Dec 19, 2012, 9:00 AM EDT

pinklockerroom Getty Images

You may have heard by now that Iowa lottery winners Brian and Mary Lohse are tossing some of their new-found wealth toward their son’s high school — a noble gesture for sure. But what’s drawing attention is the nature of that donation.

Brian and Mary Lohse, the couple that won a $202 million Powerball jackpot in September, said they will give $3 million toward a new football stadium at Bondurant-Farrar High School, but with a catch: the construction has to be complete by 2014, and the visiting locker room has to be painted pink. Timothy Meinch of the Des Moines Register:

The idea was inspired by the University of Iowa, which has done the same with its visiting locker room.

“I was sort of half joking and half not I suppose, but they said they’d do it,” Mary Lohse said. “It’s supposed to put them in a certain soft frame of mind. … It will certainly give all the players something to talk about.”

Something to talk about indeed. The Lohses may not know what a can of worms they’ve opened with this.

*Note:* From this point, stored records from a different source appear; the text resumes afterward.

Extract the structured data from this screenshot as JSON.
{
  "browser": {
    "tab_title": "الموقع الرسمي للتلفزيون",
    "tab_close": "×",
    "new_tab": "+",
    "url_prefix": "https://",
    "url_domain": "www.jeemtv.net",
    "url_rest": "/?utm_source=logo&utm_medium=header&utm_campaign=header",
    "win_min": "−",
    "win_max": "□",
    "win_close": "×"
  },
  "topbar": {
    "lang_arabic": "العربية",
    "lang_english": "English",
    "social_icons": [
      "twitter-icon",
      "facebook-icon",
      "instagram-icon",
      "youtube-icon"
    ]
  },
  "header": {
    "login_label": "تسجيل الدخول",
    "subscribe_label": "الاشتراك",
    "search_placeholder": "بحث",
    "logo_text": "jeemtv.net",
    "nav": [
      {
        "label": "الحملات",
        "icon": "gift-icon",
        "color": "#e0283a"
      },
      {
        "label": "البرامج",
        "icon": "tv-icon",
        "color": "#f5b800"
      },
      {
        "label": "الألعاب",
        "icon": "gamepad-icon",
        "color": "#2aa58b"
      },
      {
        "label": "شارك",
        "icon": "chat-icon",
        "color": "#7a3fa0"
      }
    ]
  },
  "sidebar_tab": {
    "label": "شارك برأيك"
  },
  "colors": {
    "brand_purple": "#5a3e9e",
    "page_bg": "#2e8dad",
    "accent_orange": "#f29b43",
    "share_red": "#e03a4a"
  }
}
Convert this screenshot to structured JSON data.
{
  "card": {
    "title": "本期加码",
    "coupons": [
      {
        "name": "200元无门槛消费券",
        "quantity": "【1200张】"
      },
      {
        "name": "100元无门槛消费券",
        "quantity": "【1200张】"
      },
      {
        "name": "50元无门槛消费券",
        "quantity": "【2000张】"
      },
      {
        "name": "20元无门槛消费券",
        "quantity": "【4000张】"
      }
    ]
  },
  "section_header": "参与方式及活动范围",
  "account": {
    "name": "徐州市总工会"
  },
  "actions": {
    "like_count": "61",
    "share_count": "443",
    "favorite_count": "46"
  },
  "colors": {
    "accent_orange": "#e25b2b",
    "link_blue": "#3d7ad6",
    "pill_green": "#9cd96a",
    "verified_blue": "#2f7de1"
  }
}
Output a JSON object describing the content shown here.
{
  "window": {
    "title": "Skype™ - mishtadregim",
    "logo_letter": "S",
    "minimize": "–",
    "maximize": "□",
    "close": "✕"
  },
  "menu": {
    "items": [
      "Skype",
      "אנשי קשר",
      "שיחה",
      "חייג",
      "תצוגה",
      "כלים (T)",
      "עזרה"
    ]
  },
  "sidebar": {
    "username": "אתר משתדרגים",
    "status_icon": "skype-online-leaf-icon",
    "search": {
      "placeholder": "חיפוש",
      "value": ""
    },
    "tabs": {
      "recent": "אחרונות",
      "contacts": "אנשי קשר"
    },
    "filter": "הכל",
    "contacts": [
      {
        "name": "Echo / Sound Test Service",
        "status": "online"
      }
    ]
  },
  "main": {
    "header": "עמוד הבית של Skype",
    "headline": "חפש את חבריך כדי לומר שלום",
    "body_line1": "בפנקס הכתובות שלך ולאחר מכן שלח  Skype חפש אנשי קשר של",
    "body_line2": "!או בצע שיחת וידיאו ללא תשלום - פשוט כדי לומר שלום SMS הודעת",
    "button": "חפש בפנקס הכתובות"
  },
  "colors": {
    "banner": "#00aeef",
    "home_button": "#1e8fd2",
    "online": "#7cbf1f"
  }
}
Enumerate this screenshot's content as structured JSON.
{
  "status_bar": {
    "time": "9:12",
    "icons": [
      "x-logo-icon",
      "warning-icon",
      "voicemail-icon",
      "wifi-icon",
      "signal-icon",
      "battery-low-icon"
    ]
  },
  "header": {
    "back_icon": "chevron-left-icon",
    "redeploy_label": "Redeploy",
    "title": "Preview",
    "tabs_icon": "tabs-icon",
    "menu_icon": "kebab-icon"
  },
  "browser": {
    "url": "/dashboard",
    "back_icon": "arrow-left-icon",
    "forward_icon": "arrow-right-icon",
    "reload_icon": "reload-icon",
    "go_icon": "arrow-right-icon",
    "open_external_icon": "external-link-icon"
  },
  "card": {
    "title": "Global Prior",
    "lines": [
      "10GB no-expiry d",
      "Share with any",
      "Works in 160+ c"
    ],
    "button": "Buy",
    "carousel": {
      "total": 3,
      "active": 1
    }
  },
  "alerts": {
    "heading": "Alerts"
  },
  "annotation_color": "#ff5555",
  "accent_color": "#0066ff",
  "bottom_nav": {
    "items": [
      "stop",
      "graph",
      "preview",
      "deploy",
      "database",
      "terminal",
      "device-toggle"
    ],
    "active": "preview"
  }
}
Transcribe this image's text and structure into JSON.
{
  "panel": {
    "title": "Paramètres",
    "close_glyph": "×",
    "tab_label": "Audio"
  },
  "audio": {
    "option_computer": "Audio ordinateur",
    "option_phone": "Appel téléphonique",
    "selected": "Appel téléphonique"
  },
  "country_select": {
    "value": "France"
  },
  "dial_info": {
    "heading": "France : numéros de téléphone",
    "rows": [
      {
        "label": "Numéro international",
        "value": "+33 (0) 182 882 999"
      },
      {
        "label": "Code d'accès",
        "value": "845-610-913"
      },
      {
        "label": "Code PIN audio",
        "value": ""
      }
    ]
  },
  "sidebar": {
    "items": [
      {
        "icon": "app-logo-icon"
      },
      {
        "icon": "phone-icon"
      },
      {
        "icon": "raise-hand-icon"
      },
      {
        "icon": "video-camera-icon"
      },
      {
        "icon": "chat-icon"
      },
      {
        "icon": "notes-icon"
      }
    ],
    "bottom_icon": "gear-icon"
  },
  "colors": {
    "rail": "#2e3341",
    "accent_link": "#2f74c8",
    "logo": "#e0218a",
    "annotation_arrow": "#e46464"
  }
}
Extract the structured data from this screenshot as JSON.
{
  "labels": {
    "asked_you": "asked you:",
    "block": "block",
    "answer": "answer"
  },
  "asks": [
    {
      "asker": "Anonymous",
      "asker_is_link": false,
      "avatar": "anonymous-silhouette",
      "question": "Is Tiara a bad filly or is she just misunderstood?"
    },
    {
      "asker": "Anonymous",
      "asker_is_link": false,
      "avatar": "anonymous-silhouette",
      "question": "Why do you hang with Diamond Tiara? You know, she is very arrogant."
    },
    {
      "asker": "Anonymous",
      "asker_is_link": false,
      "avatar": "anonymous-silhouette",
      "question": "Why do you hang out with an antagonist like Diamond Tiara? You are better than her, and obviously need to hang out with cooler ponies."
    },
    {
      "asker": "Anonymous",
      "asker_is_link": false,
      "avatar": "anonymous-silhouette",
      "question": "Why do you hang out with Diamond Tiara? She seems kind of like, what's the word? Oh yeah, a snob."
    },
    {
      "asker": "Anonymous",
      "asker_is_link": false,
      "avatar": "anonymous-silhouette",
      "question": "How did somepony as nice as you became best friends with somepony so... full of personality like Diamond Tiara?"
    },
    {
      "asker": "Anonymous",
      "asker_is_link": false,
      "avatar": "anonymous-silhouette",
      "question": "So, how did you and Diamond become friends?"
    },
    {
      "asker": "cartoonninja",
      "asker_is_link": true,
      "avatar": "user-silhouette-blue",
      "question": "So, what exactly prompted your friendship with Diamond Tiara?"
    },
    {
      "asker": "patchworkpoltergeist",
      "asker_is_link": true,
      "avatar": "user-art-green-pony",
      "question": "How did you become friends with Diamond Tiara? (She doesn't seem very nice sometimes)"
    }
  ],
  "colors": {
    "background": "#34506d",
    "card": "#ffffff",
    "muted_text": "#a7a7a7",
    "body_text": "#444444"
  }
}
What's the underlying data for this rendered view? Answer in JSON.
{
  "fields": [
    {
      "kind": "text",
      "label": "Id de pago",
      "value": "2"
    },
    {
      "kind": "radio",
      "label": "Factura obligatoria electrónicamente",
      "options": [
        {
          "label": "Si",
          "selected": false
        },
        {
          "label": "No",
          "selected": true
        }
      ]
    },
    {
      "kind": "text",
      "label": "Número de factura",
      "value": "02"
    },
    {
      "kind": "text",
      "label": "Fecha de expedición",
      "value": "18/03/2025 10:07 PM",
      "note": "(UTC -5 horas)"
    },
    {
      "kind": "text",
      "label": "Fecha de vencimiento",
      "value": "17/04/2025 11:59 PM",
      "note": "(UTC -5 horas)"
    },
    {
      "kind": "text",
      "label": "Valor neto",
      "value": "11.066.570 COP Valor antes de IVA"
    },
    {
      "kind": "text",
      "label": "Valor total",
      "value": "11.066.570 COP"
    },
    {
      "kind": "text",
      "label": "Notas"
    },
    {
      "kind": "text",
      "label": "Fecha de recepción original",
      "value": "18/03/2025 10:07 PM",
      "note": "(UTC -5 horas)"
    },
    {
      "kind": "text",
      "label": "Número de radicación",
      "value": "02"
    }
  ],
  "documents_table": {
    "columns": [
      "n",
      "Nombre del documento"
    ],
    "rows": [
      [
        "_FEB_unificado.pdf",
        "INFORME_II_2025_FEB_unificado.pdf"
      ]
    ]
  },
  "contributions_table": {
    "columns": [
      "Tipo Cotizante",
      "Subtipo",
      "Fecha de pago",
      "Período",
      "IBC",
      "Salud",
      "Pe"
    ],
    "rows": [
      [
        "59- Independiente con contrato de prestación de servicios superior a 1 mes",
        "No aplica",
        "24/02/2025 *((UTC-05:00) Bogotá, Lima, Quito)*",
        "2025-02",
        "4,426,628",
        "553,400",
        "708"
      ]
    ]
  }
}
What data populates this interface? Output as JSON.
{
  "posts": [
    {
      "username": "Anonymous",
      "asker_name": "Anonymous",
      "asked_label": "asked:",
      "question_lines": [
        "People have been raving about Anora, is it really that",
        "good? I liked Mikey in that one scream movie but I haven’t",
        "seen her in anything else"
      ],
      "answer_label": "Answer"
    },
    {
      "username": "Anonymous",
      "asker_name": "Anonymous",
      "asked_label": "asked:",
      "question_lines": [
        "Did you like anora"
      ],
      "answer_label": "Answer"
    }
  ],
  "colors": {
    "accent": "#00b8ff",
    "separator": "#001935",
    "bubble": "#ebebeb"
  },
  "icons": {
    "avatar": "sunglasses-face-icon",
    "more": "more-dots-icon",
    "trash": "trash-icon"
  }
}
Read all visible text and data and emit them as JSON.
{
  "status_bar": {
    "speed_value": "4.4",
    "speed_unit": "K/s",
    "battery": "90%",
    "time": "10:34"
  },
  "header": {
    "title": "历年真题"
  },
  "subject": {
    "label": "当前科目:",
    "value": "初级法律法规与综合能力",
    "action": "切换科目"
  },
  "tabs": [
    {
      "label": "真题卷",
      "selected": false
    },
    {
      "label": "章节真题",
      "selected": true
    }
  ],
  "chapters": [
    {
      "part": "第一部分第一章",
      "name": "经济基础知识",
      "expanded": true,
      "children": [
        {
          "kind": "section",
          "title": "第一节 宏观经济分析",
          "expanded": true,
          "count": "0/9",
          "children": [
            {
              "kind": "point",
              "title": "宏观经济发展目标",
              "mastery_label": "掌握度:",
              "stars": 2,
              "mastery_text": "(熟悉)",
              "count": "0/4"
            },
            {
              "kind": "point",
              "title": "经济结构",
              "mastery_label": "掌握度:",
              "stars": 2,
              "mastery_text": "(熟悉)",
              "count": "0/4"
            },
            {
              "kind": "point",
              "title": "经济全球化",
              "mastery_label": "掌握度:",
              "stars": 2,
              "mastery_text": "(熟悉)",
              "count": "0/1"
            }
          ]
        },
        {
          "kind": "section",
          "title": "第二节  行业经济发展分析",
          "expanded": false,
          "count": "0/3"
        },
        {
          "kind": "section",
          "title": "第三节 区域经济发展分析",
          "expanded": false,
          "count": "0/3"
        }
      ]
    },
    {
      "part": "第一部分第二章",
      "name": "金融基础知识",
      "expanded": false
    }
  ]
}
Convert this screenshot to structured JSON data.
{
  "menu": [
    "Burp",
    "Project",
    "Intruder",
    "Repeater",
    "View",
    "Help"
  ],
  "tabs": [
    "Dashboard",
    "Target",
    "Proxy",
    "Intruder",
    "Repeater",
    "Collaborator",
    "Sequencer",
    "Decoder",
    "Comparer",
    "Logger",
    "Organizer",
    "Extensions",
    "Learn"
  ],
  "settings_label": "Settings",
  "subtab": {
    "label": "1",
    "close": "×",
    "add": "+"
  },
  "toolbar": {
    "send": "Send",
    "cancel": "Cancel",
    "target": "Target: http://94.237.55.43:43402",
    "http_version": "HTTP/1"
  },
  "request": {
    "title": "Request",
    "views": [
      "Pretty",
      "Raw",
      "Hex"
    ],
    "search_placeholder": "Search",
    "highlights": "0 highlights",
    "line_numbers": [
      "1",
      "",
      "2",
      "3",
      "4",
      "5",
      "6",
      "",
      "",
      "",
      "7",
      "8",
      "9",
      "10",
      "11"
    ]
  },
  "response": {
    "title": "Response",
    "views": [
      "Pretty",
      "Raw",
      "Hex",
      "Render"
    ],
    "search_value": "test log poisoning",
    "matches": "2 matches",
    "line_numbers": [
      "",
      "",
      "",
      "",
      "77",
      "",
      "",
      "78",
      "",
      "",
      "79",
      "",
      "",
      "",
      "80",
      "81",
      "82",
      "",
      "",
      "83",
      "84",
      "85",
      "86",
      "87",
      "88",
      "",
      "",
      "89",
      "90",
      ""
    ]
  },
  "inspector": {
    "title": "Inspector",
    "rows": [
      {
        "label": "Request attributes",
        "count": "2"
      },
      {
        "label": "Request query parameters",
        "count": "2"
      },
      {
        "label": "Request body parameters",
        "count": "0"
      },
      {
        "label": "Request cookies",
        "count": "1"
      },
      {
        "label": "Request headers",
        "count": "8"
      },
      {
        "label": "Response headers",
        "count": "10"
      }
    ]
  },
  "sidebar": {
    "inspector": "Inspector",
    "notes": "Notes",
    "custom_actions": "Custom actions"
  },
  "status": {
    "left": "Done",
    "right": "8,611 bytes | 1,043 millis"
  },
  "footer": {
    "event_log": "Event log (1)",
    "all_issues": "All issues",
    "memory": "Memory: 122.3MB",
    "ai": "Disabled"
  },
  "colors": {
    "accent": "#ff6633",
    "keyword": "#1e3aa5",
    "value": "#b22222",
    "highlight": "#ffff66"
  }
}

The University of Iowa has had a pink visiting locker room for several years. It was the brainchild of former Iowa football coach Hayden Fry, a psychology major who thought that painting the shower room pink would have a calming effect on the opposition. (Don’t they take showers after the game? Makes no sense …). But the university took it a step further during a 2004 renovation on Kinnick Stadium, and painted the entire locker room pink (later claiming, rather lamely, that it was the only color paint they had on hand).

That caused a pretty big controversy. Some students and professors protested the move, claiming that the color played to negative stereotypes about women and homosexuals, and demeaned opponents. One was a visiting professor who received death threats from the pro-pink locker room faction.

“I want the locker room gone,” law school professor Jill Gaulding told a university committee studying the athletic department’s compliance with NCAA standards, including gender equity.

The locker room remains pink today, because at many colleges, tradition always trumps common sense. Sheriff Joe Arpaio approves. Oh, Iowa’s home record this season? 2-5.

But what happens at a high school, where security isn’t as strict, and players are less mature? What could possibly go wrong with a visiting team left to their own devices in a pink locker room? Mary Lohse just may have bought her son’s school a generous helping of trouble.

  1. alligatorsnapper - Dec 19, 2012 at 12:19 PM

    For a long time those in advertising have known that certain colors (such as orange) stimulate a buying impulse. The color known as “Pepto Bismol pink” has been noted to calm violent inmates in federal and state care. Less agressive opponents would probably yield losses for the opponents in this very violent sport of football. I wish I had less violent opponents during my playing days! I am sure this was the idea in mind, not some sexist, or other motive.

  2. skids003 - Dec 19, 2012 at 12:48 PM

    Steroetypes? Damn, you can’t do or say anything any more without offending some idiot.